in the way that we make baked and now extruded products, and the same thing goes for packaging," Stricker
says. "We want to be a resource that brands can turn to
for many different products."
In packaging, the company has more than tripled
its capacity. "A lot of the functional PetDine products
we make are packaged into plastic jars," Berglund says.
"We'll package into about anything except glass or cans."
All products pass through Fortress metal detectors,
some before packaging and some after depending on the
packaging materials used. The availability of packaging
materials often determines product output. Each package is unique to each customer and sometimes can take
6-8 weeks to receive from printers.

The right space
Having more space for access to ingredients was a key
driver in the layout and design of the new building.
Ingredient storage is now separate from warehouse
space. The company stocks about 1,000 different ingredients on Bradford Systems moveable racks. They have
room for almost 1,800 pallets which is a 50% increase
from conventional pallet racking in the same space.
With the space-saving moveable racks, they gained an
extra 600 spaces.
"Our biggest gain in efficiency has been just having
more space," Stricker says. "Which has enabled us to
have all of the ingredients in one place with easy access
to processing. Our cold extrusion used to be across the
street from us, and we had to move ingredients back and
forth. Being able to have everything in one building has
really improved our efficiency."
With 80,000 sq. ft. of warehouse space available for customer storage and B2B fulfillment and 10 bays for incoming and outgoing trucks, Pedigree Ovens and The Pound



Bakery can be a full-service company again, plus some.
The previous 50,000-sq.-ft. facility is now being used for
direct-to-consumer ecommerce fulfillment for brands
they manufacture. With all of these extra fulfillment services offered in house, as well as their centralized Midwest
location, Pedigree Ovens and The Pound Bakery offers
brands the opportunity to save money on shipping and
other fees by having them manage their logistics.
The company currently employs 140 people with the
labor equally divided between production and packaging. Much of the new automation eliminated physical
work but the increased output creates a greater labor demand in packaging. "We're lucky that we have a really
good, core workforce," Berglund says. "We have good
retention and a great group of employees that we really
depend on."
Every opportunity to gain efficiency was embraced
from the building construction to the custom selection
of equipment. "We moved from a metal building with
insulation and an external and internal wall which isn't
ideal," says Jared Gratz, chief operations officer, Pedigree
Ovens and The Pound Bakery. "Our new building is a
concrete structure that is designed better for food safety."
The company recycles or reuses whatever it can.
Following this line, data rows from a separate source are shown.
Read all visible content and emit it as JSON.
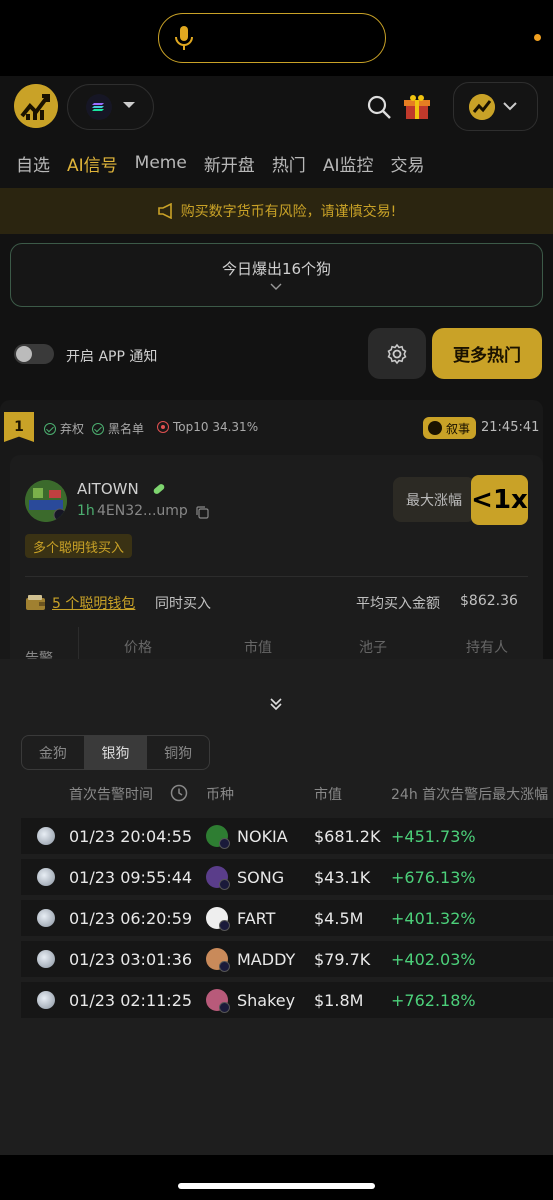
{
  "header": {
    "chain_icon": "solana-icon",
    "gift_icon": "gift-box-icon"
  },
  "nav": [
    "自选",
    "AI信号",
    "Meme",
    "新开盘",
    "热门",
    "AI监控",
    "交易"
  ],
  "nav_active_index": 1,
  "warning": "购买数字货币有风险，请谨慎交易!",
  "burst": {
    "text": "今日爆出16个狗"
  },
  "notify": {
    "label": "开启 APP 通知",
    "enabled": false
  },
  "more_hot": "更多热门",
  "card": {
    "rank": "1",
    "tags": [
      "弃权",
      "黑名单",
      "Top10 34.31%"
    ],
    "story": "叙事",
    "time": "21:45:41",
    "token": {
      "name": "AITOWN",
      "age": "1h",
      "address": "4EN32...ump"
    },
    "max_label": "最大涨幅",
    "max_value": "<1x",
    "smart_badge": "多个聪明钱买入",
    "wallets_link": "5 个聪明钱包",
    "wallets_rest": "同时买入",
    "avg_label": "平均买入金额",
    "avg_value": "$862.36",
    "alert_col": "告警",
    "columns": [
      "价格",
      "市值",
      "池子",
      "持有人"
    ]
  },
  "sheet": {
    "tabs": [
      "金狗",
      "银狗",
      "铜狗"
    ],
    "active_tab": 1,
    "headers": {
      "time": "首次告警时间",
      "coin": "币种",
      "mcap": "市值",
      "change": "24h 首次告警后最大涨幅"
    },
    "rows": [
      {
        "time": "01/23 20:04:55",
        "coin": "NOKIA",
        "mcap": "$681.2K",
        "change": "+451.73%",
        "avatar_color": "#2e7d32"
      },
      {
        "time": "01/23 09:55:44",
        "coin": "SONG",
        "mcap": "$43.1K",
        "change": "+676.13%",
        "avatar_color": "#5a3d8a"
      },
      {
        "time": "01/23 06:20:59",
        "coin": "FART",
        "mcap": "$4.5M",
        "change": "+401.32%",
        "avatar_color": "#eeeeee"
      },
      {
        "time": "01/23 03:01:36",
        "coin": "MADDY",
        "mcap": "$79.7K",
        "change": "+402.03%",
        "avatar_color": "#c98a5a"
      },
      {
        "time": "01/23 02:11:25",
        "coin": "Shakey",
        "mcap": "$1.8M",
        "change": "+762.18%",
        "avatar_color": "#b85a7a"
      }
    ]
  },
  "colors": {
    "accent": "#c9a227",
    "positive": "#4cd07a"
  }
}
Efficient
use of energy was a priority from automatic-shut-off
LED lights to recirculating air from the hot processing
rooms to heat the warehouse area.
Having the flexibility to run a wide range of batch
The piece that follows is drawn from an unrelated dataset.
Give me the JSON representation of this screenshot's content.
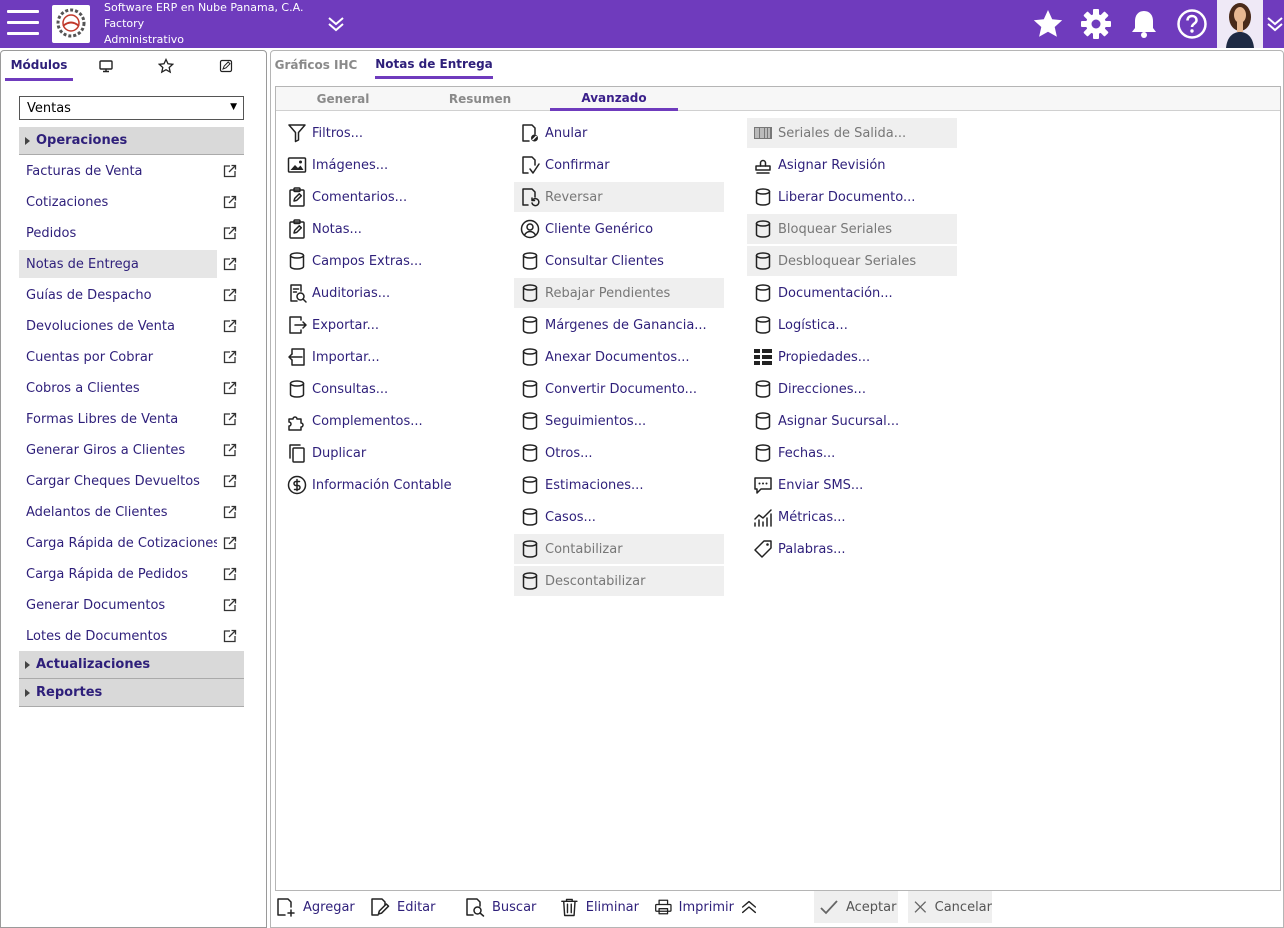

sizes only works if it can be done efficiently as well.
"Kurt put a lot of effort into planning the equipment
so it's flexible for us, and we can do those small minimums without having a lot of scrap," Berglund explains.
"There aren't many other manufacturers of our size that
also produce as low of minimums as we do. We try really
hard to remain flexible in our production amounts."
Being flexible seems to work. Berglund says the company is projecting a 50% growth for 2018 and looking to
double their business by 2019. "We're really excited for
the future growth of our company and the new services
and capabilities we've added."

Table of Contents for the Digital Edition of PET Food Processing - June 2018